I remember my first steps into the halls of my high school — I was hesitant, unsure. I remember scanning the sea of people looking for a friendly face and not finding one. I remember what I wore when I took the ACT (I also remember not knowing–at all–what the ACT actually was). I remember standing outside taking pictures with friends after our high school Swing Out assembly. I remember standing outside the door of my first college class, trying to screw up the courage to walk inside. Honestly, I didn’t. I went on day two.
My first year of college? I also remember skipping class. A lot. I dropped classes and changed majors more often than I took tests and I certainly had no business wasting my parent’s money on being completely aimless and avoiding anything difficult.
Don’t get me wrong, I had three jobs and I usually worked hard at them. Until I got tired, and then I called in sick (which I was – no one should work from 5am until 3am and try to go to class in between nearly every day). I let people down — I let myself down — all while working as hard as I could.
I was a procrastinator, or at least that’s what I thought what people said. The words lazy, flaky, directionless, lost were all used to describe me.
I was avoiding. Avoiding what scared me. Avoiding what made me anxious. Avoiding what would cause me any kind of emotional upset. I was regulating my emotions, stabilizing my life by keeping everything at an even keel. Avoiding what would capsize my little boat.
My childhood hadn’t been easy. And even if it was, it doesn’t mean I would have been anymore prepared at 18 than I was to handle my own shit. I just wasn’t ready. And all that avoiding? It was me screaming, “I can’t do this yet!”
I still avoid — when my emotional cup is too full and things are hard I will skip meetings, cancel dates for coffee, and ignore requests to go have a drink. Now though, I do it with intention, I do it with honesty and I do it with the knowledge that sometimes, avoiding isn’t the worst thing to do. “I just can’t right now,” I respond. “I will when I can.” Most people honor that.

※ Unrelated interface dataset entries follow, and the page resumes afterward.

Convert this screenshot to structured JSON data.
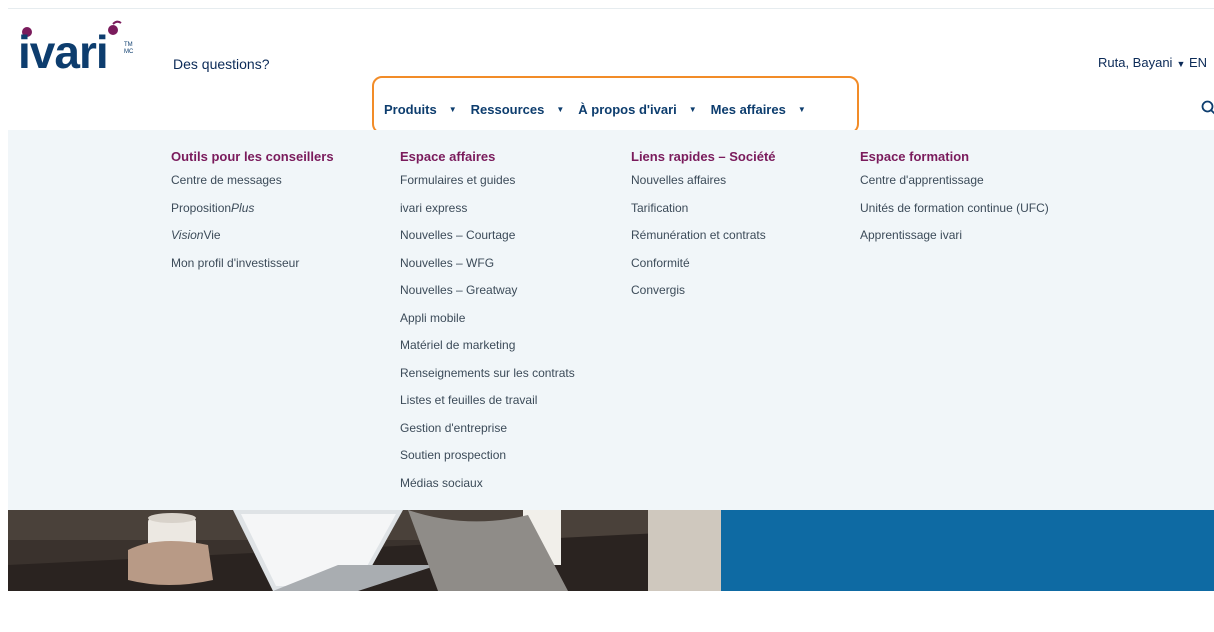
{
  "brand": {
    "name": "ivari",
    "trademark": "TM MC",
    "colors": {
      "plum": "#7a1b5c",
      "navy": "#0d3d6e",
      "highlight": "#f28c28",
      "panel": "#f1f6f9",
      "blue": "#0e6aa3"
    }
  },
  "header": {
    "help_link": "Des questions?",
    "user_name": "Ruta, Bayani",
    "language": "EN"
  },
  "nav": {
    "items": [
      {
        "label": "Produits"
      },
      {
        "label": "Ressources"
      },
      {
        "label": "À propos d'ivari"
      },
      {
        "label": "Mes affaires"
      }
    ],
    "search_icon": "search-icon"
  },
  "mega_menu": {
    "columns": [
      {
        "title": "Outils pour les conseillers",
        "links": [
          "Centre de messages",
          "PropositionPlus",
          "VisionVie",
          "Mon profil d'investisseur"
        ]
      },
      {
        "title": "Espace affaires",
        "links": [
          "Formulaires et guides",
          "ivari express",
          "Nouvelles – Courtage",
          "Nouvelles – WFG",
          "Nouvelles – Greatway",
          "Appli mobile",
          "Matériel de marketing",
          "Renseignements sur les contrats",
          "Listes et feuilles de travail",
          "Gestion d'entreprise",
          "Soutien prospection",
          "Médias sociaux"
        ]
      },
      {
        "title": "Liens rapides – Société",
        "links": [
          "Nouvelles affaires",
          "Tarification",
          "Rémunération et contrats",
          "Conformité",
          "Convergis"
        ]
      },
      {
        "title": "Espace formation",
        "links": [
          "Centre d'apprentissage",
          "Unités de formation continue (UFC)",
          "Apprentissage ivari"
        ]
      }
    ]
  }
}
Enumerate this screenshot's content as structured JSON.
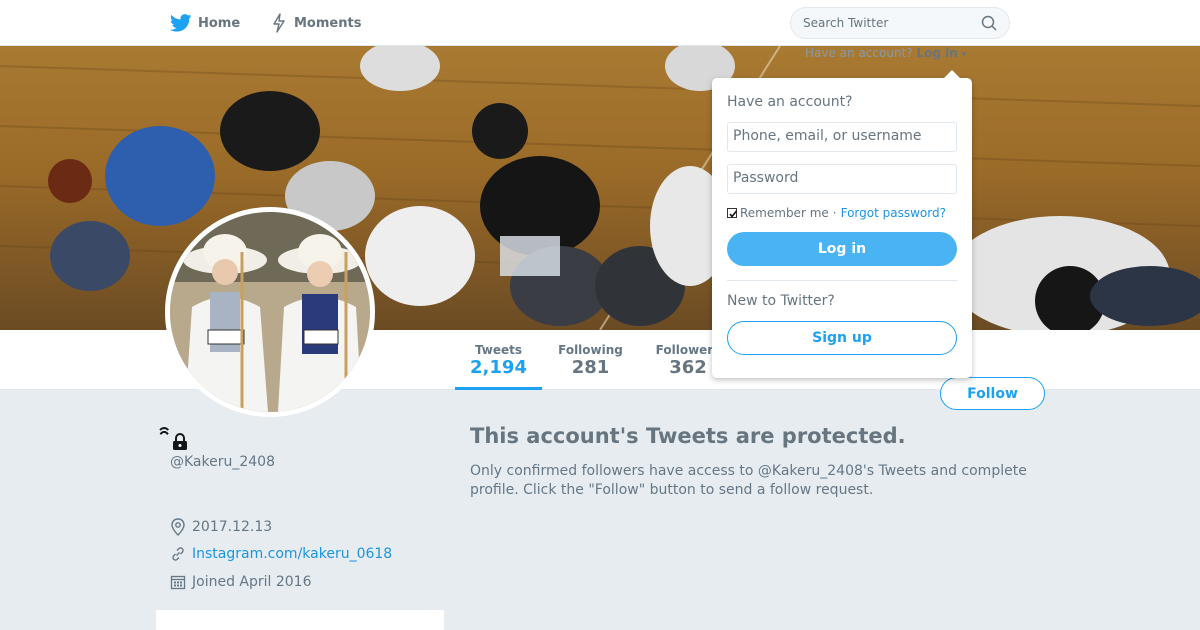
{
  "nav": {
    "home_label": "Home",
    "moments_label": "Moments",
    "search_placeholder": "Search Twitter",
    "have_account_text": "Have an account?",
    "login_link_label": "Log in"
  },
  "profile": {
    "display_name": "ꩰꩰ",
    "handle": "@Kakeru_2408",
    "location": "2017.12.13",
    "url": "Instagram.com/kakeru_0618",
    "joined": "Joined April 2016"
  },
  "stats": [
    {
      "label": "Tweets",
      "value": "2,194"
    },
    {
      "label": "Following",
      "value": "281"
    },
    {
      "label": "Followers",
      "value": "362"
    }
  ],
  "follow_button_label": "Follow",
  "protected": {
    "title": "This account's Tweets are protected.",
    "description": "Only confirmed followers have access to @Kakeru_2408's Tweets and complete profile. Click the \"Follow\" button to send a follow request."
  },
  "login_dropdown": {
    "title": "Have an account?",
    "username_placeholder": "Phone, email, or username",
    "password_placeholder": "Password",
    "remember_label": "Remember me",
    "separator": "·",
    "forgot_label": "Forgot password?",
    "login_button": "Log in",
    "new_to_twitter": "New to Twitter?",
    "signup_button": "Sign up"
  },
  "colors": {
    "accent": "#1da1f2",
    "login_button_bg": "#4ab3f4",
    "background": "#e6ecf0"
  },
  "icons": [
    "twitter-bird-icon",
    "moments-lightning-icon",
    "search-icon",
    "lock-icon",
    "location-pin-icon",
    "link-icon",
    "calendar-icon",
    "caret-down-icon"
  ]
}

Do you know what else I do before I avoid something–anything from paying my taxes (which are sitting here on my desk to be signed and sent) to answering a text or scheduling my book signing I ask myself, “What’s the worst that can happen?” Sometimes, the cost is too high and I do avoid it until I can handle it. Most the time, I realize the imagined fear in my head is louder and larger than the truth of the matter.
Nobody likes to pay taxes. The worst that can happen? I’m late and have to pay more. Pay the taxes.
Why am I not scheduling my book signing? Because I don’t want to exhaust people with my work. Because I am afraid no one will come and I’m afraid it’s self serving. It’s suppose to be self serving. It’s supposed to get my work out there. Schedule the damn signing.
I never asked myself “What’s the worst that can happen?” when I was young. Instead, I just blindly avoided everything in my path that wasn’t easy. I was a river, carving my path of least resistance. I was not prepared and not strong enough–or so I thought–to take on the challenge of creating a tide in my river that would make it go where I wanted to. I was only along for the ride, with no say, no direction and no control.
Funny thing. I never learned to ask myself the question until I watched my boys avoiding things they needed to do to push forward into a life and a future. And so now I ask them, “Bubby, what’s the worst that can happen if you do … what’s the worst that can happen if you don’t?” What looks like being lazy, what looks like indecision, what looks like no plan and no action and what looks like flat out defiance–I have found–is often my boys following my foot steps and avoiding things that are frightening, challenging, difficult or unpleasant. That doesn’t mean they avoid everything hard — quite the opposite. Asking that one question usually breaks the wall down allowing them to make a decision, instead of continuing to avoid.
Once again, I am reminded that I have been blessed with the children and the life that I needed to learn to be my best self. I have learned so much about them, so much about myself and so much about mastering my own mind.
Not that I don’t still avoid. Or even that I don’t procrastinate even when I identify what I am afraid of. But by simply looking at why, learning myself, I have gained more courage to seek out the challenges I never thought I could do.
Look for information on my next book signing coming soon … I’m done avoiding that, too 😉